Page and application data records
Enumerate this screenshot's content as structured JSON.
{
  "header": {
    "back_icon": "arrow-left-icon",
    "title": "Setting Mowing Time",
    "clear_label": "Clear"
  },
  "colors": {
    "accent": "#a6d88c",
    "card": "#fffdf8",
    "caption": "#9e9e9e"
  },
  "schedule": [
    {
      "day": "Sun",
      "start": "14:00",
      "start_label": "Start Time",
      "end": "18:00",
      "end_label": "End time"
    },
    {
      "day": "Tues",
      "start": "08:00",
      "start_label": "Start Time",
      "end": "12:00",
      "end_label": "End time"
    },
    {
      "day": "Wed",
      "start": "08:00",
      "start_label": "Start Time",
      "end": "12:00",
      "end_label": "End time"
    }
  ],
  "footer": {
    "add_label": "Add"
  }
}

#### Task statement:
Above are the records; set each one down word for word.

#### Expected answer:
Enumerate this screenshot's content as structured JSON.
{
  "header": {
    "back_icon": "arrow-left-icon",
    "title": "Setting Mowing Time",
    "clear_label": "Clear"
  },
  "colors": {
    "accent": "#a6d88c",
    "card": "#fffdf8",
    "caption": "#9e9e9e"
  },
  "schedule": [
    {
      "day": "Sun",
      "start": "14:00",
      "start_label": "Start Time",
      "end": "18:00",
      "end_label": "End time"
    },
    {
      "day": "Tues",
      "start": "08:00",
      "start_label": "Start Time",
      "end": "12:00",
      "end_label": "End time"
    },
    {
      "day": "Wed",
      "start": "08:00",
      "start_label": "Start Time",
      "end": "12:00",
      "end_label": "End time"
    }
  ],
  "footer": {
    "add_label": "Add"
  }
}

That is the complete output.